In September I presented a post about Councillor Brian Murphy who represents the rise of the Alt-Right in Ireland and a growing voice within the Fine Gael party.
I wrote to Fine Gael to inquire when he would face disciplinary action for making Islamophobic comments as indicated by the Taoiseach, the party refused to answer my questions.
Members of the party wrote back to me promising answers but they were never forthcoming with dates, actions, or opinions on the matter. The party also failed to disclose what their social media policy is while on the same hand they have defended a new communications unit with a budget of €5,000,000 which in all likelihood will have no transparency.
Since then Fine Gael have very quietly suspended Brian Murphy from the party for a period of 12 months. I’d imagine that the hope is that he leaves by his own accord now. During this 12 month period, beginning 31st October 2017, Brian Murphy is not allowed represent Fine Gael at council level, at any of its committees, cannot describe himself as a Fine Gael councillor or make use of the Fine Gael logo/brand or any of its material.
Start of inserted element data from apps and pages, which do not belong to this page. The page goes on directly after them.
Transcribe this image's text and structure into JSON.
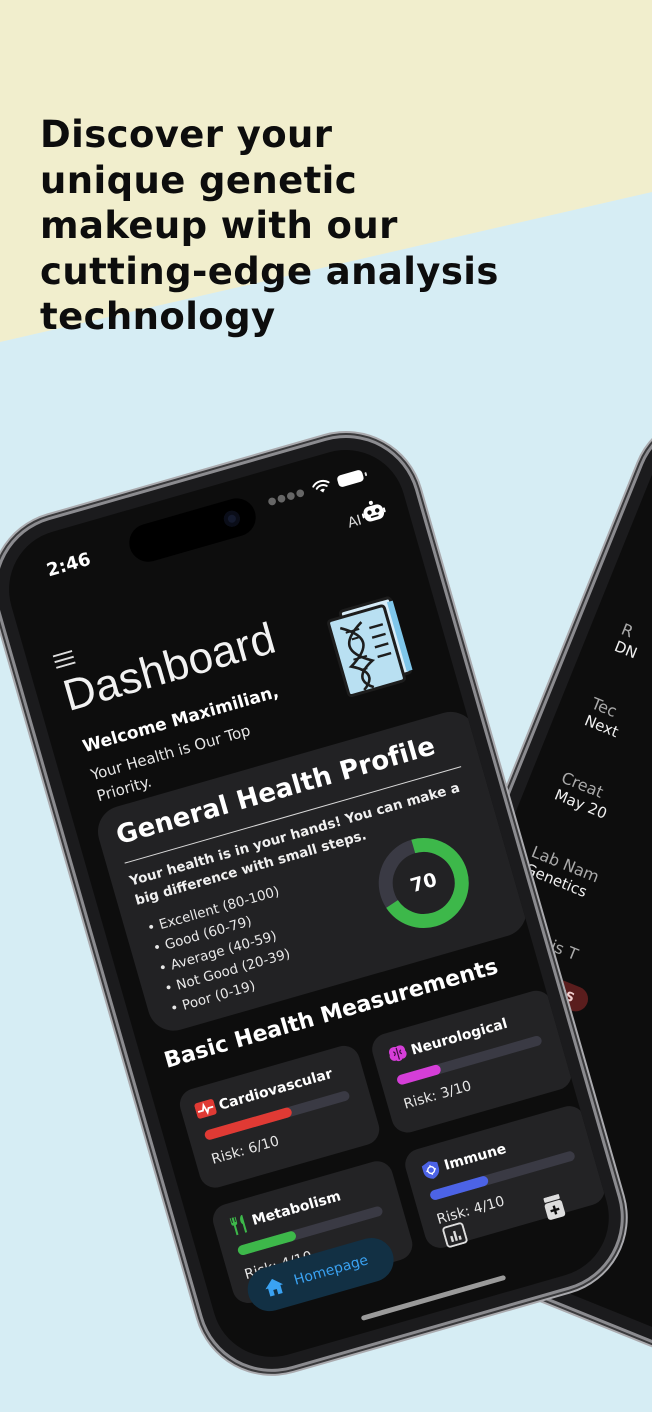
{
  "headline": {
    "lines": [
      "Discover your",
      "unique genetic",
      "makeup with our",
      "cutting-edge analysis",
      "technology"
    ]
  },
  "colors": {
    "top_band": "#f1eecd",
    "background": "#d6edf4",
    "screen_bg": "#0d0d0d",
    "card_bg": "#222224",
    "gauge_green": "#3db84a",
    "accent_blue": "#3aa2f2"
  },
  "phone": {
    "status": {
      "time": "2:46"
    },
    "header": {
      "ai_label": "AI",
      "bot_icon": "robot-icon",
      "menu_icon": "hamburger-menu-icon"
    },
    "title": "Dashboard",
    "welcome": "Welcome Maximilian,",
    "tagline": "Your Health is Our Top Priority.",
    "profile": {
      "title": "General Health Profile",
      "subtitle": "Your health is in your hands! You can make a big difference with small steps.",
      "scale": [
        "Excellent (80-100)",
        "Good (60-79)",
        "Average (40-59)",
        "Not Good (20-39)",
        "Poor (0-19)"
      ],
      "score": "70",
      "score_fraction": 0.7
    },
    "measurements": {
      "title": "Basic Health Measurements",
      "items": [
        {
          "name": "Cardiovascular",
          "risk": "Risk: 6/10",
          "level": 0.6,
          "color": "#e03a34",
          "icon": "heart-monitor-icon"
        },
        {
          "name": "Neurological",
          "risk": "Risk: 3/10",
          "level": 0.3,
          "color": "#d53ed8",
          "icon": "brain-icon"
        },
        {
          "name": "Metabolism",
          "risk": "Risk: 4/10",
          "level": 0.4,
          "color": "#3db84a",
          "icon": "fork-knife-icon"
        },
        {
          "name": "Immune",
          "risk": "Risk: 4/10",
          "level": 0.4,
          "color": "#4c63e6",
          "icon": "shield-virus-icon"
        }
      ]
    },
    "nav": {
      "home_label": "Homepage",
      "items": [
        "home-icon",
        "chart-icon",
        "medicine-icon"
      ]
    }
  },
  "phone2": {
    "rows": [
      {
        "label": "R",
        "value": "DN"
      },
      {
        "label": "Tec",
        "value": "Next"
      },
      {
        "label": "Creat",
        "value": "May 20"
      },
      {
        "label": "Lab Nam",
        "value": "Genetics"
      },
      {
        "label": "Analysis T",
        "value": ""
      }
    ],
    "badge": "HEALTH RIS",
    "nav_icon": "home-icon"
  }
}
In a way this throws down the gauntlet to Brian Murphy, how he reacts now will shape his own destiny, but it does very little to shape Fine Gael’s reputation or attitude towards racism, islamophobia, and corruption in this country.
Fine Gael have failed to condemn the attitudes of the alt right publicly, this cloaked disciplinary move which keeps the councillor in the party geography for the next election is a complete cop out, it shows a lack of back bone and party principle.
Fine Gael have also failed to comment on their social media policy and large elements of the party still follow the councillor on social media, the ambiguity of which means they lend him their support and legitimise his opinions, even though he has been outcast for being a complete bigot. Fine Gael fail to see the significance of legitimising a candidate by association of party and/or party members.
Now I will state it would be ludicrous to suggest that a party representative is restricted on who they follow on social media, following people of opposing views helps form well rounded opinion, but accounts which are key representatives of the party need to take social responsibility to distance themselves from elements that have been found to be harmful to the party, harmful to the country, and potentially harmful to democracy. For instance I’d be quite alarmed if the Taoiseach was following elements of the KKK and I’d question if that was representative of the electorate.
The lack of a social media policy is in the shadow of the lack of social media legislation. To ensure we have fair elections we have an act which outlines what each candidate is permitted to spend in campaigning, for the record the most a candidate can spend is €45,200 in promoting themselves.
The act is called the Electoral Act and it was passed in 1997, some 20 years ago and a decade before the advent of social media.
Our legislation to deal with how individual candidates promote themselves on social media (pre-election) and how representatives advertise themselves and promote their messages once elected is completely out of date. The legislation simply could not have envisaged this type of media because it’s unparallel to anything that existed in the 90’s. The government has failed to legislate further on the issue or produce an internal party document to provide guidance to how party members should conduct themselves on social media.
Brian Murphy has also gone quietly which is the biggest shame, he has shown a lack of courage on all fronts, if he showed some resistance to his suspension then we could have highlighted some serious issues with social media politics. Instead we have an unregulated area with no party policies in place to govern use of a very prominent format in election campaigns and distribution of information (and misinformation).
It is also unclear whether Brian Murphy is still a Garth Brooks fan or not or how his music tastes will play on his future, maybe he'll learn to live again or rely on friends in low places, but for now he's standing outside the fire.